In Federalist No. 41, Madison summarizes the relationship of the general preface language including the "welfare" language, to the subsequent more detailed enumeration of specific powers, as follows. 

"Some who have denied the necessity of the power of taxation [to the Federal government] have grounded a very fierce attack against the Constitution, on the language on which it is defined. It has been urged and echoed that the power to "lay and collect taxes, duties, imposts, and excises, to pay the debts, and provide for the common defense and general welfare of the United States" amounts to an unlimited commission to exercise every power which may be alleged to be necessary for the common defense or general welfare. No stronger proof could be given of the distress under which these writers labor for objections, than their stooping to such a misconstruction." (emphasis added) 

Thus, Madison, who like Story after him sought to defend federal power, treats with derision the claim of opponents of federal powers the claim that the "welfare clause" is a general grant of power. Madison continues Federalist No 41 in this language of angry paradox: 

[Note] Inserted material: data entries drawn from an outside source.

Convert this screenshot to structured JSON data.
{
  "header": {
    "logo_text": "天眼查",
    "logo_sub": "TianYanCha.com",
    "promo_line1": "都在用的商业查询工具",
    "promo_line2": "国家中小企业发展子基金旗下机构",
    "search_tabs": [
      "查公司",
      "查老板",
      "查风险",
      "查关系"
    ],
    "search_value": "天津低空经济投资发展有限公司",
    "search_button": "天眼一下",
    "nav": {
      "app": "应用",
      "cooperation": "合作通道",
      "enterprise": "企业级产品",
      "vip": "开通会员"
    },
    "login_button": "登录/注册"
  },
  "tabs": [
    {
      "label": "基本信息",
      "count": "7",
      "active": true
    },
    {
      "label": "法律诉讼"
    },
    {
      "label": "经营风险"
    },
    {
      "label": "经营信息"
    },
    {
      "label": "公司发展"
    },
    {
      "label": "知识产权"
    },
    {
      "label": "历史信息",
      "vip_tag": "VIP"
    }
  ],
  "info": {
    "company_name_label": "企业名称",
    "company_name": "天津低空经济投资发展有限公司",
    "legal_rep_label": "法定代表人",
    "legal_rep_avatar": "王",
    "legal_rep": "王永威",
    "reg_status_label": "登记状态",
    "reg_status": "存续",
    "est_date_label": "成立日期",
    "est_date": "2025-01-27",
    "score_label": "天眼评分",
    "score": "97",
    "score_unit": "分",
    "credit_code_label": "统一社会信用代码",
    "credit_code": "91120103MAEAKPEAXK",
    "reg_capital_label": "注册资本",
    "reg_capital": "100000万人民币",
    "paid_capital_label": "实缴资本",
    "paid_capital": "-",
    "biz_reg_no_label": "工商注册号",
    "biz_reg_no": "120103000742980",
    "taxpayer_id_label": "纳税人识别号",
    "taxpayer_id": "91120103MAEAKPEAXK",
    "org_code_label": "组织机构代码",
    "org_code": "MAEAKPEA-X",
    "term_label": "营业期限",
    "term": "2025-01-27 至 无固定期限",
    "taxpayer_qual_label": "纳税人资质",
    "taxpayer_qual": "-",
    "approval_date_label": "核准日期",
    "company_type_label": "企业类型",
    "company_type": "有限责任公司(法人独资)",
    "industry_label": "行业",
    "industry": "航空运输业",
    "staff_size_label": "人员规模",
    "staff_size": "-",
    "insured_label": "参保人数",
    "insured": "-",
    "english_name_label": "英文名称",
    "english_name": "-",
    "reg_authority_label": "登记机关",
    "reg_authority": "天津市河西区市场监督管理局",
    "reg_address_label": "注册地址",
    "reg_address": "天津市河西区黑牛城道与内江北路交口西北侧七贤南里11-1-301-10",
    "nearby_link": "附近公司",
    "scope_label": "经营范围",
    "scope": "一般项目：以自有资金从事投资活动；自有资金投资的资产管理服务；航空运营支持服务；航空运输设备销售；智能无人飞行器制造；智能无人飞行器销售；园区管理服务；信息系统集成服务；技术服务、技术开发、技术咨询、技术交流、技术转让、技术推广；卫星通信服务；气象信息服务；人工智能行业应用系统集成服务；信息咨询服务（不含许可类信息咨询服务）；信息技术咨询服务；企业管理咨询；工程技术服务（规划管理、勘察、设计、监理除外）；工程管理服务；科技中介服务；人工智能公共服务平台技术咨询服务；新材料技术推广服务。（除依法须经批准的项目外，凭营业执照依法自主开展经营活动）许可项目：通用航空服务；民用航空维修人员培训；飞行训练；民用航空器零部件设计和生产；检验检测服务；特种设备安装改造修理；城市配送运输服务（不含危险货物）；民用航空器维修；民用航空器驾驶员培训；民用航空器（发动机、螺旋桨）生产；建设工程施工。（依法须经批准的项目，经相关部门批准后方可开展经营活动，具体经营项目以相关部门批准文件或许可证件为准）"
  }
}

"For what purpose could the enumeration of particular powers be inserted, if these and all others were meant to be included in the preceding general power? Nothing is more natural or more common than first to use a general phrase, and then to explain and qualify by an enumeration of the particulars. But the idea of an enumeration of particulars which neither explain nor qualify the general meaning, and can have no other effect than to confound and mislead, is an absurdity ... what would have been thought of that assembly, if, attaching themselves to these general expressions and disregarding the specifications which limit their import, they had exercised an unlimited power of providing for the general welfare?" (emphasis added)

More information on the "general Welfare" clause can be found on our Constitution page, and this page.

Our listener mentions three functions which are necessary to secure "the Blessings of Liberty":

The first question to be asked is, must education etc. be provided by the government, or can it be provided by the Free Market: voluntary associations, businesses, and "We the People" networking together to assure that children are educated. In other words, which political theory is true: capitalism or socialism?

If socialism is true, we might still ask, should state and local governments decide how children will be educated, or should that be done by the federal government? In other words if only government can provide these elements of an orderly and prosperous society, which level of government?

The Constitutional answer precludes the federal government from involving itself in these areas. It would not have been ratified by states jealous to protect their own powers, or The People jealous to protect their liberties, if it gave to the federal government such sweeping powers.

Click here for a replay of this edition of the Ozarks Virtual Town Hall